When you wake up on a Friday and see that your salary was automatically deposited to your bank account, that’s ACH.
When you pay a bill online and save the hassle of writing and mailing a check, or set your mortgage, car loan and other recurring payments to automatically pay on the day of the month you choose, that’s ACH.
Those are just some of the ways that tens of millions of Americans use ACH, or the Automated Clearing House Network. Whether you know it as Direct Deposit, direct pay or electronic check, ACH is at your service handling everything from Social Security and salaries to mortgage and credit card payments and more. Just set it and forget it—no more worrying about getting payments in on time.
See ACH in Action
How Direct Deposit and Direct Payment Work
Direct Deposit is fast and reliable, and it’s the way 93% American workers get paid and it puts consumers in control of their finances. They can access their money quickly, pay no additional fees to receive their pay. In addition to payroll, Direct Deposit can be used to receive reimbursements, bonuses and more.
Split Deposit allows your employees to direct a fixed amount or percentage of their pay into a savings or investment account each pay period.
Direct Payment is the electronic transfer of funds to make payments – whether sending or receiving. Direct Payment allows consumers to pay their bills or tuition, donate to a favorite charity, make a purchase, or send money to a friend or family member electronically from a checking or savings account.
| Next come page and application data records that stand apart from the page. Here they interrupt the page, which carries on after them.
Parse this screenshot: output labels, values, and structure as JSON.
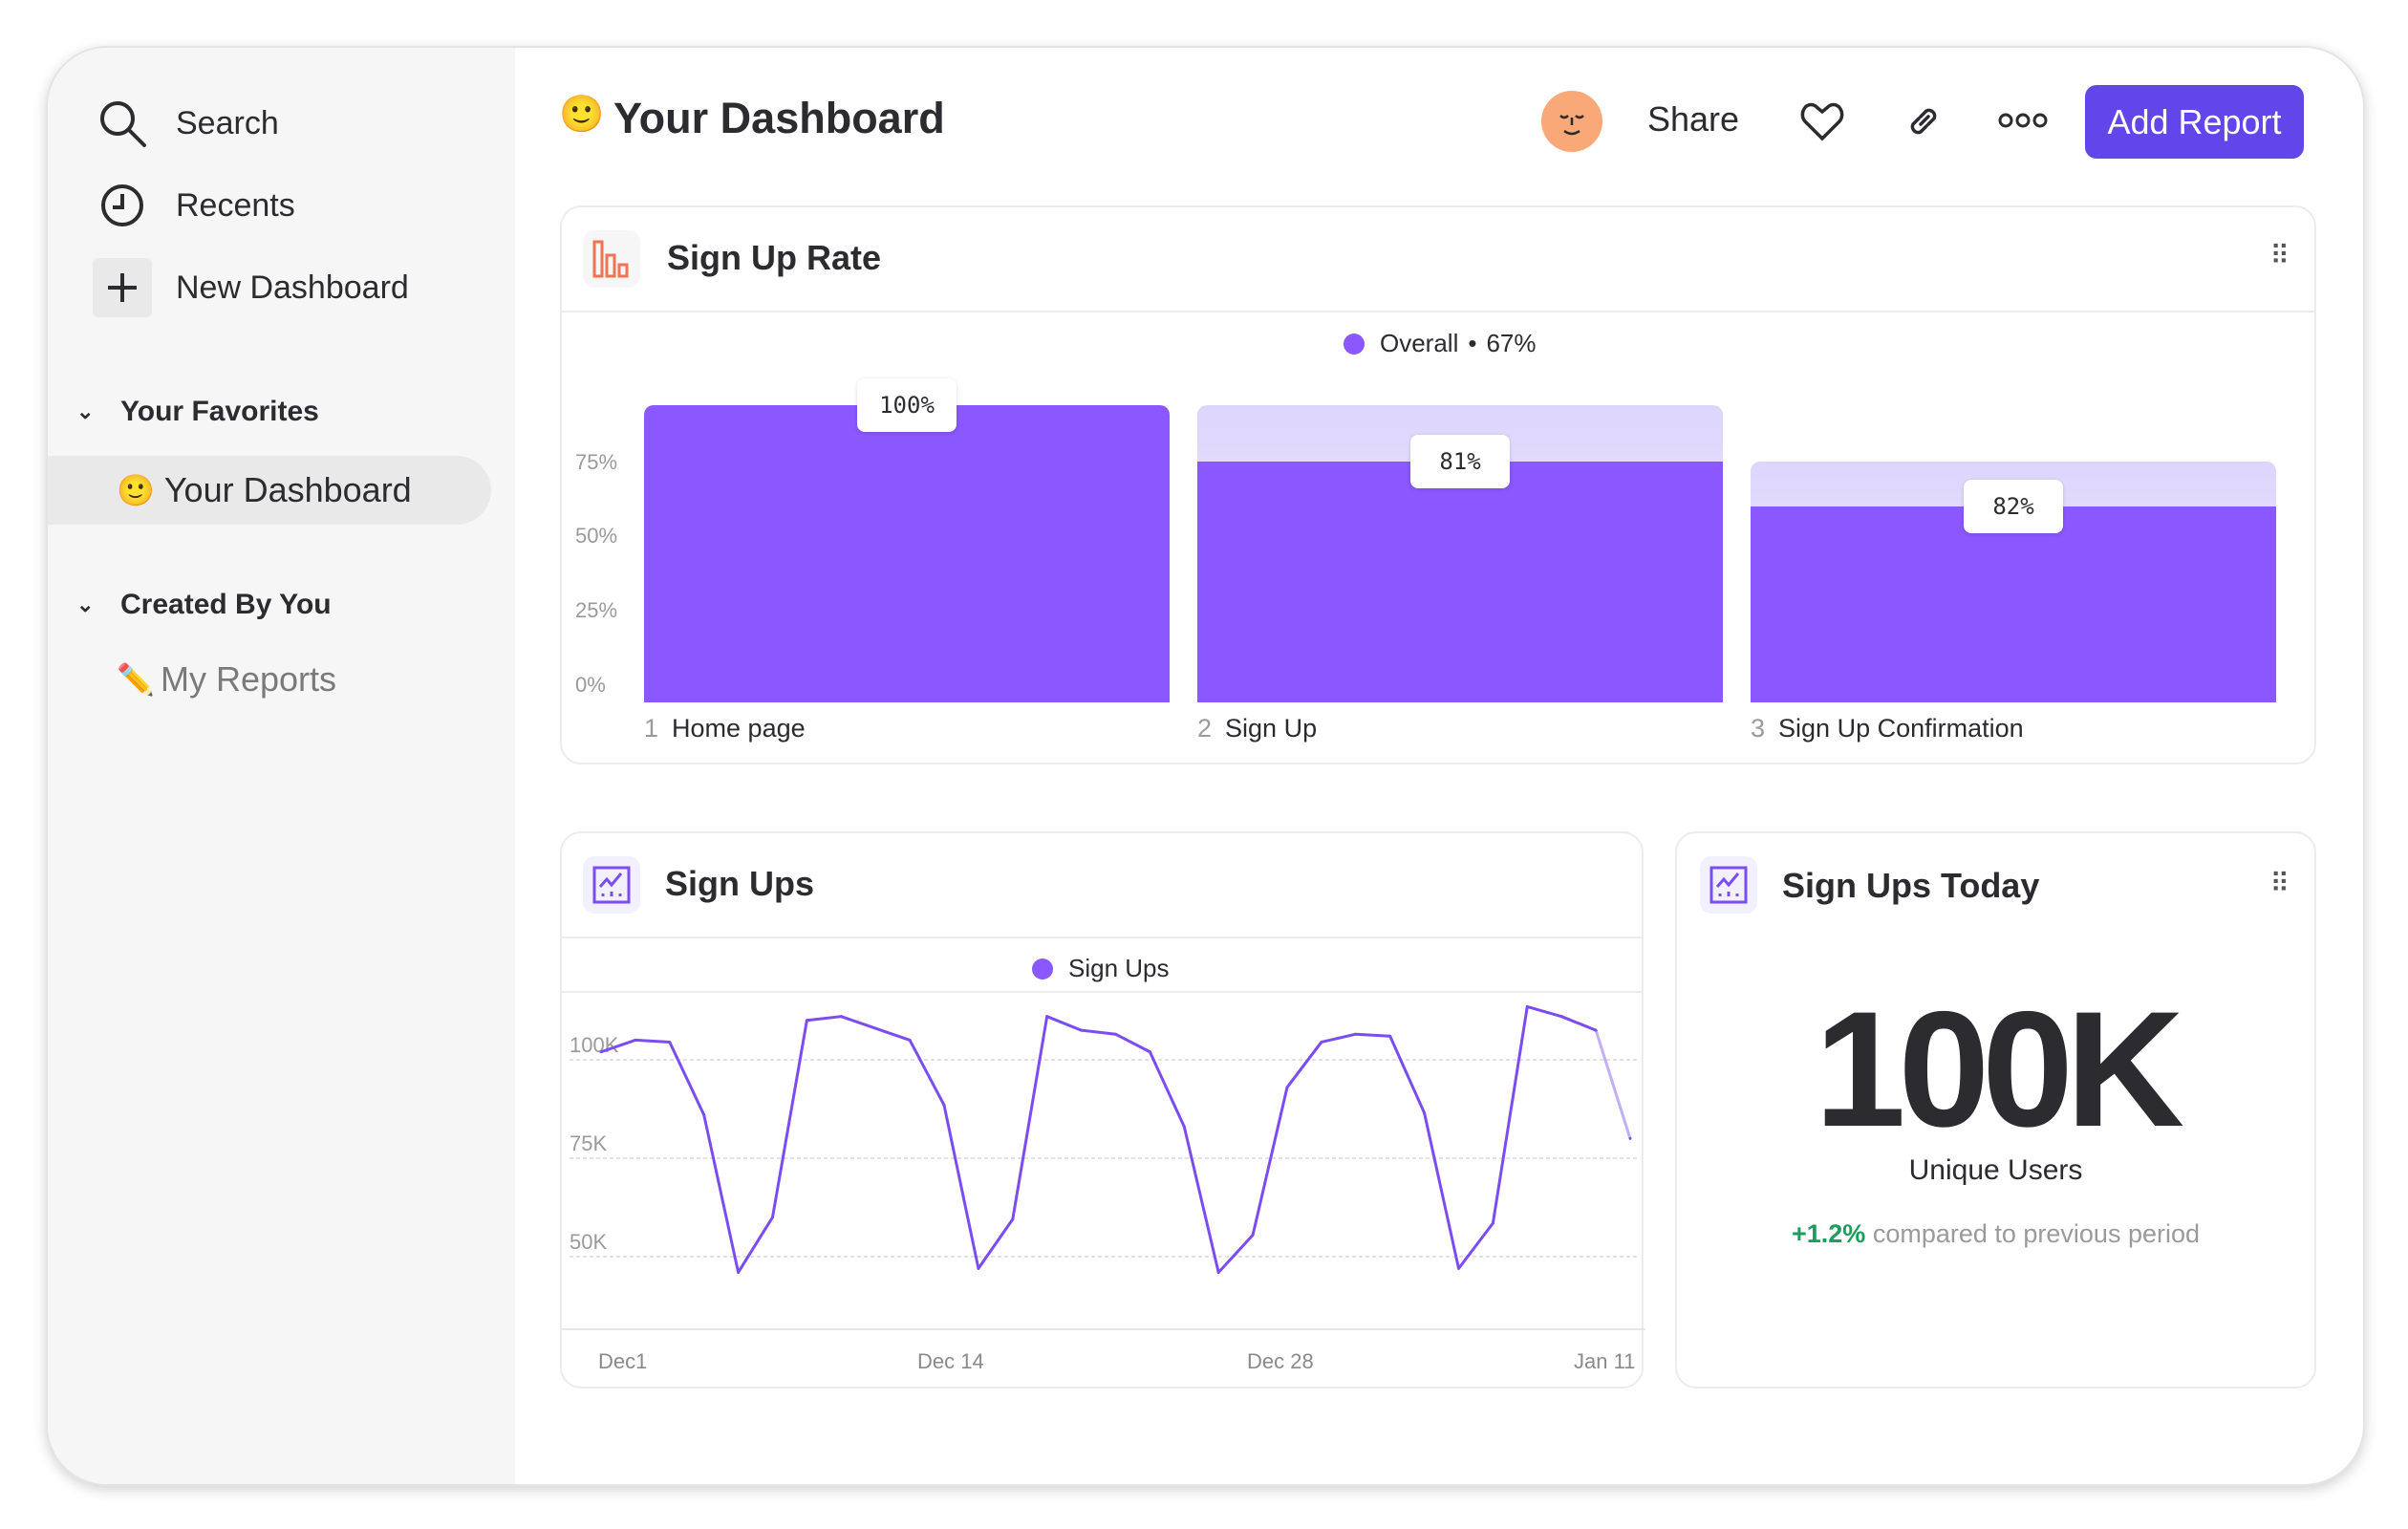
{
  "sidebar": {
    "items": [
      {
        "label": "Search",
        "icon": "search-icon"
      },
      {
        "label": "Recents",
        "icon": "clock-icon"
      },
      {
        "label": "New Dashboard",
        "icon": "plus-icon"
      }
    ],
    "favorites": {
      "label": "Your Favorites",
      "items": [
        {
          "emoji": "🙂",
          "label": "Your Dashboard"
        }
      ]
    },
    "created": {
      "label": "Created By You",
      "items": [
        {
          "emoji": "✏️",
          "label": "My Reports"
        }
      ]
    }
  },
  "header": {
    "emoji": "🙂",
    "title": "Your Dashboard",
    "share": "Share",
    "add_report": "Add Report",
    "accent": "#6246ea"
  },
  "signup_rate": {
    "title": "Sign Up Rate",
    "legend": {
      "name": "Overall",
      "value": "67%"
    },
    "chart_data": {
      "type": "bar",
      "subtype": "funnel",
      "categories": [
        "Home page",
        "Sign Up",
        "Sign Up Confirmation"
      ],
      "step_numbers": [
        "1",
        "2",
        "3"
      ],
      "values": [
        100,
        81,
        66
      ],
      "labels": [
        "100%",
        "81%",
        "82%"
      ],
      "yticks": [
        "75%",
        "50%",
        "25%",
        "0%"
      ],
      "ylim": [
        0,
        100
      ],
      "color": "#8b57ff",
      "ghost_color": "#ddd5fc"
    }
  },
  "signups": {
    "title": "Sign Ups",
    "chart_data": {
      "type": "line",
      "series": [
        {
          "name": "Sign Ups",
          "values": [
            102000,
            105000,
            104500,
            86000,
            46000,
            60000,
            110000,
            111000,
            108000,
            105000,
            88500,
            47000,
            59500,
            111000,
            107500,
            106500,
            102000,
            83000,
            46000,
            55500,
            93000,
            104500,
            106500,
            106000,
            86500,
            47000,
            58500,
            113500,
            111000,
            107500,
            80000
          ]
        }
      ],
      "xticks": [
        "Dec1",
        "Dec 14",
        "Dec 28",
        "Jan 11"
      ],
      "yticks": [
        {
          "label": "100K",
          "value": 100000
        },
        {
          "label": "75K",
          "value": 75000
        },
        {
          "label": "50K",
          "value": 50000
        }
      ],
      "color": "#7b4df0",
      "grid": true
    }
  },
  "today": {
    "title": "Sign Ups Today",
    "value": "100K",
    "metric": "Unique Users",
    "change": "+1.2%",
    "change_text": "compared to previous period",
    "change_color": "#1a9e5c"
  }
}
In 2019, the ACH Network processed 24.7 billion payments, marking the fifth consecutive year in which it added more than 1 billion new payments. Those include Direct Deposit via ACH of salaries, dividends and Social Security and other government benefits, and Direct Payment via ACH for bill payments including utilities and mortgages, as well as charitable giving, tuition, subscription services, and person-to-person (P2P) and business-to-business (B2B) payments. The total value of these payments exceeded $55.8 trillion.
In 1974 people carried dimes to make calls from payphones and copies were made on a mimeograph. A lot has changed, and so has Nacha and the ACH Network. The network continues to grow and provide greater services to consumers and businesses.
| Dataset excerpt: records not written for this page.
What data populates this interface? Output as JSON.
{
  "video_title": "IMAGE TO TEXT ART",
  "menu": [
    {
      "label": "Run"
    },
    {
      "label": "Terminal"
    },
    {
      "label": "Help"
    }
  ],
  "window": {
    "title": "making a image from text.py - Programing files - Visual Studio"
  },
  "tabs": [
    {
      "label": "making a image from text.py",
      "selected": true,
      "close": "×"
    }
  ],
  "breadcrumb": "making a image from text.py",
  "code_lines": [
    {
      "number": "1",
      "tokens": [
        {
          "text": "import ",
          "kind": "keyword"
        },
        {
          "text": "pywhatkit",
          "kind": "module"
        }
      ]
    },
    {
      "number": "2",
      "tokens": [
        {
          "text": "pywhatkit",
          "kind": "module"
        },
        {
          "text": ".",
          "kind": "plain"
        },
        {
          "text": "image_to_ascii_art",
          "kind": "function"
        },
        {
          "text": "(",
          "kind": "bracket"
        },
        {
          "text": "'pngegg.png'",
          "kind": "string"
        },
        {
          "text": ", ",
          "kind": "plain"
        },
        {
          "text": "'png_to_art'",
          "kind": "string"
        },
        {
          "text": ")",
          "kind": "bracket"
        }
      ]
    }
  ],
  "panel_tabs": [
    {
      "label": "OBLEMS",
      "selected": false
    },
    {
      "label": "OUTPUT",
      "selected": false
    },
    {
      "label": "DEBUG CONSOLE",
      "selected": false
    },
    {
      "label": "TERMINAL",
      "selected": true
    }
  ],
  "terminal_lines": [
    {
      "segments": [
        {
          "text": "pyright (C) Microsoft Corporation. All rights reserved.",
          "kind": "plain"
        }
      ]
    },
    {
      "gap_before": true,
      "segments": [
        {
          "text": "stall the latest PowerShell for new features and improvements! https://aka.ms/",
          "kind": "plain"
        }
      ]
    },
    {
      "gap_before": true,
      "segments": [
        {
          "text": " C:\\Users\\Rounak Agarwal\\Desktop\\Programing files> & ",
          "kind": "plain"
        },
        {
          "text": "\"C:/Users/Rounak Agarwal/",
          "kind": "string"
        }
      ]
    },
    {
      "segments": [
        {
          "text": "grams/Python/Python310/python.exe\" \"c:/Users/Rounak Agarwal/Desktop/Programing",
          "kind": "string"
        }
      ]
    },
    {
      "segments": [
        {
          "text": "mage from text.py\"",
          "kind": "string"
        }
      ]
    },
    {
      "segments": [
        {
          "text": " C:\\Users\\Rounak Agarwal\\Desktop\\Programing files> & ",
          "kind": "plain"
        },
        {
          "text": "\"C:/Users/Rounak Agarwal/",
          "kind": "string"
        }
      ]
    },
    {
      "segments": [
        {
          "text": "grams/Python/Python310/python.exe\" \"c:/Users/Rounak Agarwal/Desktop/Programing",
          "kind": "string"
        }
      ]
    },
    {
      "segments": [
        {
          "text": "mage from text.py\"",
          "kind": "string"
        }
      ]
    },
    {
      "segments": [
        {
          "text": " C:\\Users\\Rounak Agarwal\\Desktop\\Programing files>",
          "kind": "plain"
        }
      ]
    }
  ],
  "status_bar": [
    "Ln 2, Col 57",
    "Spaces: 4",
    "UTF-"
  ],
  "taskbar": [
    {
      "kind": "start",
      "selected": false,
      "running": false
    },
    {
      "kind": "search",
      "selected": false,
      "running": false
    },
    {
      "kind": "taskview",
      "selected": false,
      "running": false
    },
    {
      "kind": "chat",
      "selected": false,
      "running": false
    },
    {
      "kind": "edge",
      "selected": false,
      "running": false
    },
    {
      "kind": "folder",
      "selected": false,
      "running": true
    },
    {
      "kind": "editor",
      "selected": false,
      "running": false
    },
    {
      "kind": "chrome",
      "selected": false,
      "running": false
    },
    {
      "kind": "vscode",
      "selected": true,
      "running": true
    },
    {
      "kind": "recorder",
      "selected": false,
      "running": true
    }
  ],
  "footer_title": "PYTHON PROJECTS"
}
Network Administration Fees
One of the ways that financial institutions help sustain a healthy ACH Network is through Network Administration Fees.
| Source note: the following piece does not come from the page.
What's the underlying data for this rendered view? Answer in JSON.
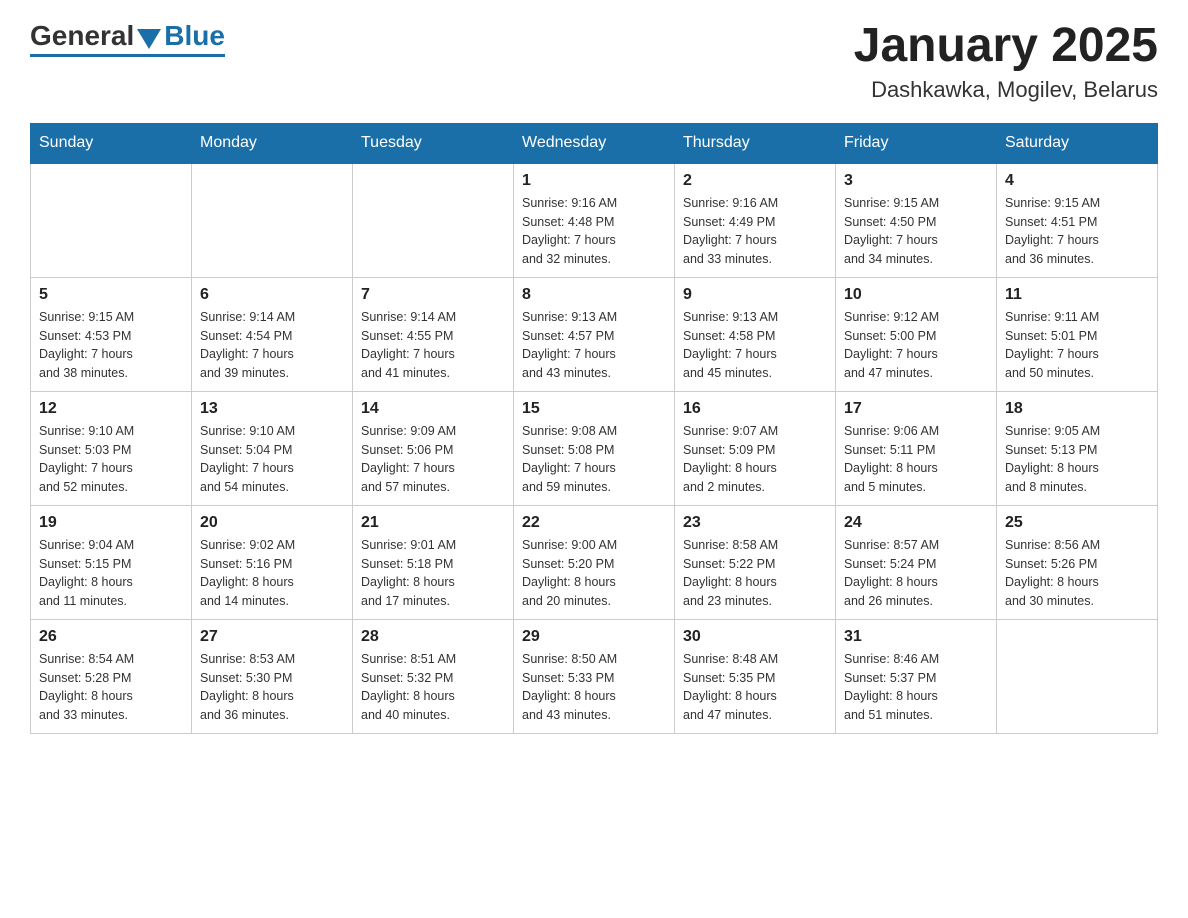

Each depository financial institution that transmits or receives ACH entries is required to pay Nacha an Annual Fee and a Per-Entry Fee for costs associated with the administration of the ACH Network. The fee amounts are set to recover costs of the ACH Network administrative functions, which Nacha performs for the industry on an “at-cost” basis.